The talks come on the heels of a report that George has told the Pacers he will not be returning to the team in 2018 when he reaches free agency. Instead, Indiana has quickly moved to deal George while it still can, shopping him around the league with the hopes of getting a deal done sooner than later, according to ESPN’s Zach Lowe.
It was Indiana that reached out to Cleveland, not the other way around, which might make a slight difference. But the point is they’re talking.
Ever since the Cavaliers lost in the 2017 finals — and well before that, to be honest — there have been rumors and demands that Cleveland trades for George. The 27-year-old forward is versatile defensively and has carried the offensive load for Indiana for years now.
However, George is also reportedly dead set on going to the Los Angeles Lakers in 2018, something any team interested in trading for him — specifically Cleveland, in this case — must manage.
The two players whom Indiana is reportedly interested in are Kevin Love or Kyrie Irving, and right now, it doesn’t look like the team would make that trade for any price cheaper than that. That leaves Cleveland in a tricky situation.
Why Cleveland might hold off from making the trade
If George really wants to join the Lakers, and if he won’t take any other options, then the Cavaliers might lose him in 2018 as well as LeBron James. Rumors are already going around that James would consider leaving Cleveland when he also hits free agency in 2018, and one of the teams rumored is ... the Lakers. If the Cavaliers trade Love or Irving and George doesn’t want to return to Cleveland, then James is probably gone as well. If you keep the status quo, though, at least Love and Irving both are under contract through the next year.
That’s a hell of a gamble to make when the question is, “Can we re-sign LeBron James?”
Why Cleveland should trade for George anyway
George is exactly the type of player that the Cavaliers need. He’s a 6’9 two-way superstar, capable of playing sensational basketball on both ends.

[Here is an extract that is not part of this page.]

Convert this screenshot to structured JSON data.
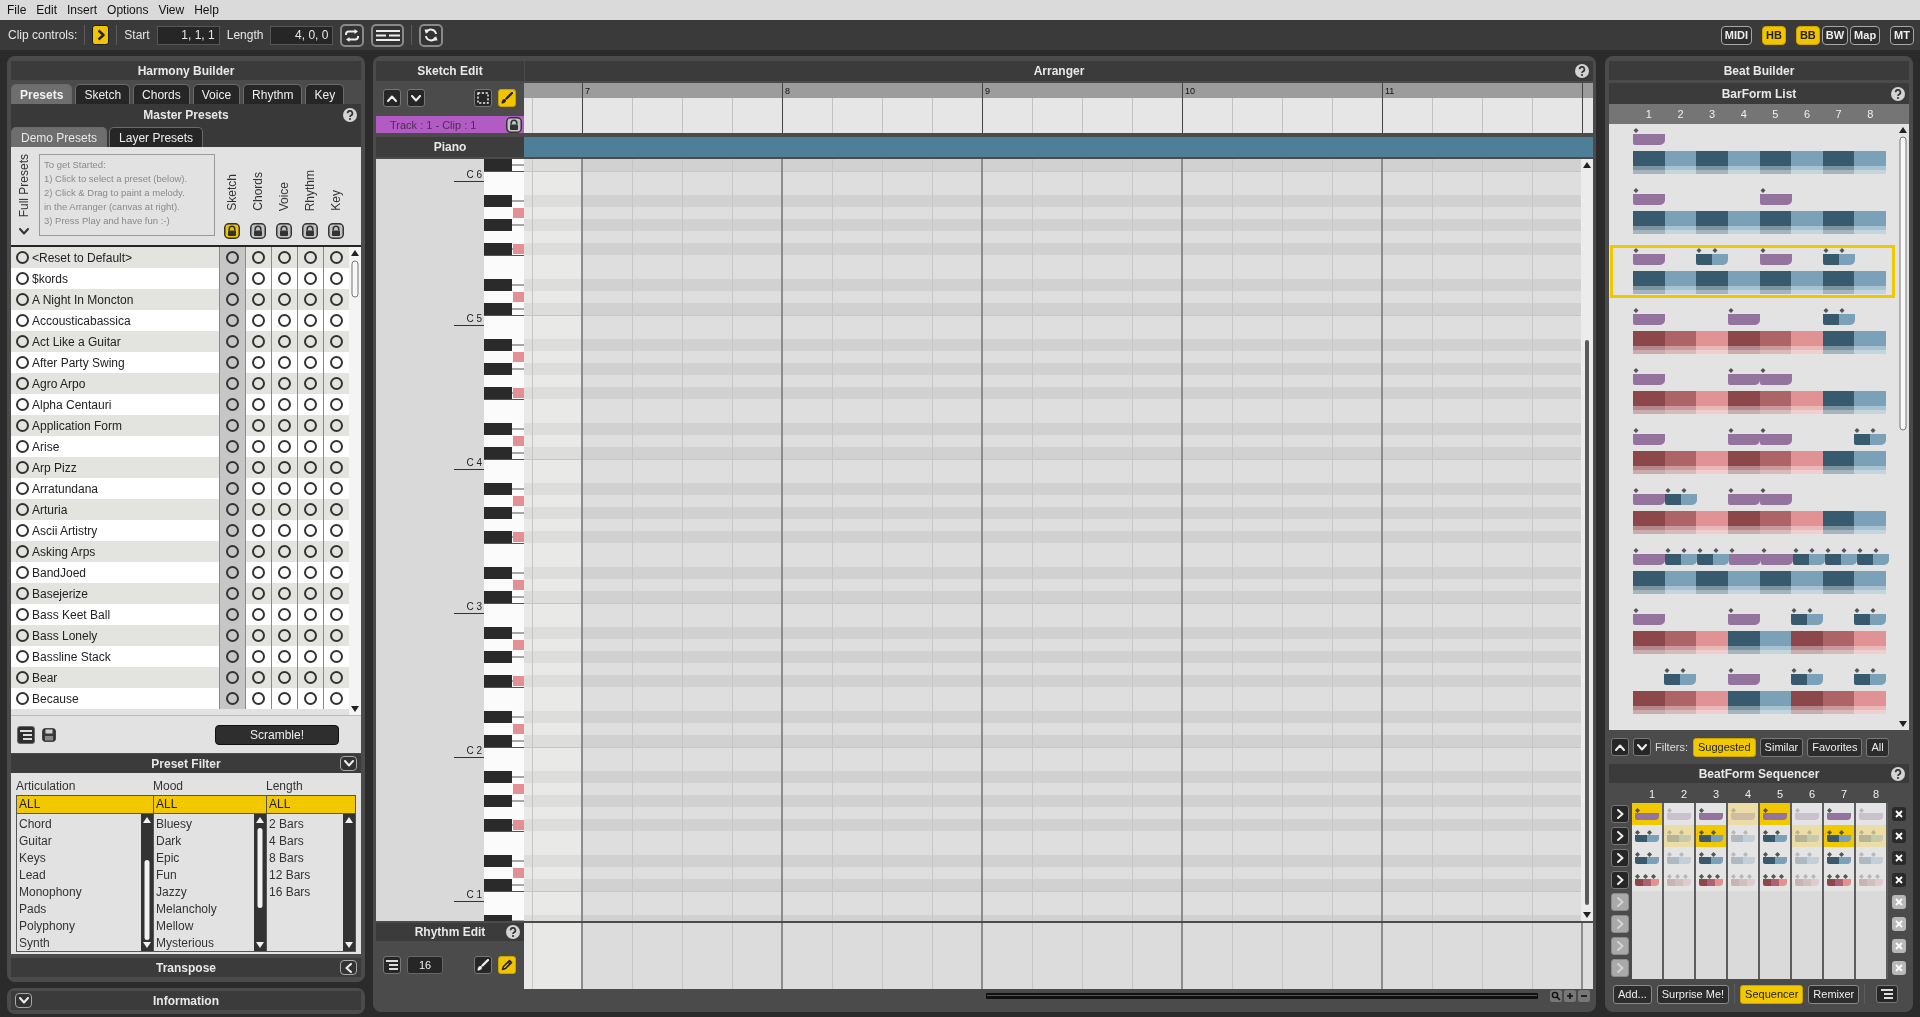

He has the versatility to guard any number of players, and his offense could be even better (or at least more efficient) if he’s no longer asked to be the primary option.
It’s exactly the skill set the Cavaliers need to have a chance against their only real opponent right now, Golden State.
Sure, George may want to go to the Lakers now, but that’s before the Cavaliers make what is likely to be a finals run in 2018 if they make this trade. It’s before George likely experiences the deepest playoff push of his career and remembers what it was like to battle it out in the Eastern Conference Finals, as he did several seasons ago against James.
That’s the question Cleveland faces: Do they care more about doing everything they can to retain James, or do they want to double down on creating another superteam that can challenge Golden State at the risk that it might all break apart?
It’s possible that if the Cavaliers wait long enough, they can get Indiana to lower the asking price. Love is probably an expendable piece when getting George back in return, but he’s still extremely valuable. In response to the Warriors’ superteam, the Cavaliers would love to add George without losing any of their Big Three. It seems unlikely to happen, especially since someone would probably trump an offer that’s, say, Iman Shumpert and Channing Frye plus future first-round picks the Cavaliers don’t really have.
But if Indiana would accept something like that out of desperation, then Cleveland would have to take that in a heartbeat.
The likelihood George goes to Cleveland
Let’s say there’s a 3/10 chance this happens.
There are two huge problems. The first is that Cleveland general manager David Griffin’s contract expires at the end of June, so the Cavaliers front office that is responsible for making this potential deal happen is actually in minor chaos. At the very least, they really aren’t sure what’s going to happen next, and that has to make their jobs slightly more difficult.
It seems like Cleveland is committed to Love and Irving for now given George’s unwillingness to re-sign in 2018, at least right now. If the Cavaliers can get a better sense for George and their ability to convince him to stay with their winning culture, then that might change. If Indiana lowers its offer, that might change. If LeBron James steps in asking specifically for the George trade to happen, it probably will. If none of those three things occurs, it feels like — at least right now — Cleveland is going to stay put.
Whatever happens, it appears we’re barreling toward a resolution at full speed.